Art says the players and coaches are largely made up of people who dipped their toe in the NFL at some point and are looking to make it back in, or who just fell shy of making it into the NFL and are looking to showcase their talent.

DIFFERENT RULES

Thiel says there are some noticeable rule changes. There is a 25-second play clock, which is 15 seconds faster than the NFL, designed to speed up the game. There are no extra point kicks, only pass or run plays, with a variation on how many points you can score based on where you choose to run the play from. But Thiel says the most noticeable change is the way players do kickoffs.

“Only the kicker is back at their usual position," he said. "All the kicking team players are up within 5 yards of the receiving team. That’s for safety, so players don’t get big running starts and have collisions that create head injuries. And it also opens up the possibility for the receiving team to score more often.”

HOW DOES IT LOOK AND SOUND?

Thiel says that if you are watching the game on TV, it will be fun because you can hear the coaches call the play on their microphone. They also will be doing interviews on the sideline with players after plays, so you can hear an immediate reaction from the players, be it positive or negative.

Thiel says that this league is a big experiment, and one that can potentially be entertaining for sports fans.

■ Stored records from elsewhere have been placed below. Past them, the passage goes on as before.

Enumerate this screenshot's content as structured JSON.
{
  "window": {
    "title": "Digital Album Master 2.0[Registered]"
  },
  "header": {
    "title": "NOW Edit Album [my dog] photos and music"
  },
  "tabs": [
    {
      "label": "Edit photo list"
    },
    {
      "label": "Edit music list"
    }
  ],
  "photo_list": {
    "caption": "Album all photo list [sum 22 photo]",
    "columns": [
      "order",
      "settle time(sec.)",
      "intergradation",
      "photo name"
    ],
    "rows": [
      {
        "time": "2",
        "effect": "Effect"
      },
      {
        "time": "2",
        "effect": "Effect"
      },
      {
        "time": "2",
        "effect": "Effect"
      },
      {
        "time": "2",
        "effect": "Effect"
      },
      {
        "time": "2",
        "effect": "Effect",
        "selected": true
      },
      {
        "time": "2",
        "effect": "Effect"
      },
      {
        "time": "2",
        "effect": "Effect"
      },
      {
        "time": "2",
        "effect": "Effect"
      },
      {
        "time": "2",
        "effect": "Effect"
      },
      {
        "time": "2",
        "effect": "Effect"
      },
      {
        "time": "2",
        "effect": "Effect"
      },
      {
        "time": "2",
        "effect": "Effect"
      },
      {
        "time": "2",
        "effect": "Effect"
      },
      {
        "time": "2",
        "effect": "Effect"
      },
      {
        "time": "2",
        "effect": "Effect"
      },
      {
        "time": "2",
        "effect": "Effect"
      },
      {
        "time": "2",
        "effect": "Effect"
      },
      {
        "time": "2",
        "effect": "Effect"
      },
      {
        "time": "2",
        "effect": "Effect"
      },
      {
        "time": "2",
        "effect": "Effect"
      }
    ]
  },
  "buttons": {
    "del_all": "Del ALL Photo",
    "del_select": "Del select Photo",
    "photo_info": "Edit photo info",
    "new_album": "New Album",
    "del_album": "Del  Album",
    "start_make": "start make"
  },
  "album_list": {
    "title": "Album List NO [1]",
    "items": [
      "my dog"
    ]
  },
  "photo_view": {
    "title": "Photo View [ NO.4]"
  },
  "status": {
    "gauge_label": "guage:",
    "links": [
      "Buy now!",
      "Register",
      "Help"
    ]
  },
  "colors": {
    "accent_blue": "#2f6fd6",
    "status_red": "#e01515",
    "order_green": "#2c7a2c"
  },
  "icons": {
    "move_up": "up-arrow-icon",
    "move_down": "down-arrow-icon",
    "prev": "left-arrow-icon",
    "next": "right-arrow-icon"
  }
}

KNKX sports commentator Art Thiel’s website is Sportspress Northwest at sportspressnw.com. You can subscribe to podcast of these weekly chats at knkx.org.

Kevin began his career at KNKX in 2003, where his first responsibility was to eradicate the KNKX Jazz Library from all Smooth Jazz CD’s. Since then there is not much at KNKX he hasn’t done. Kevin has worked as a full time jazz host, news host, and has hosted, at least once, almost every single program on KNKX. Kevin currently produces 88.5's weekly show Sound Effect. Kevin has conducted or produced hundreds of interviews, has won local and national awards for newscasts and commentary, and helped make the KNKX Grocery Tote famous.
Art Thiel is a co-founder and writer for the rising sports website Sportspress Northwest. In 2003 Thiel wrote the definitive book about the Seattle Mariners, “Out of Left Field,” which became a regional bestseller. In 2009, along with Steve Rudman and KJR 950 afternoon host Mike Gastineau, Thiel authored “The Great Book of Seattle Sports Lists,” a cross between historylink.org and Mad Magazine that has become mandatory reading for any sports fan who has an indoor bathroom.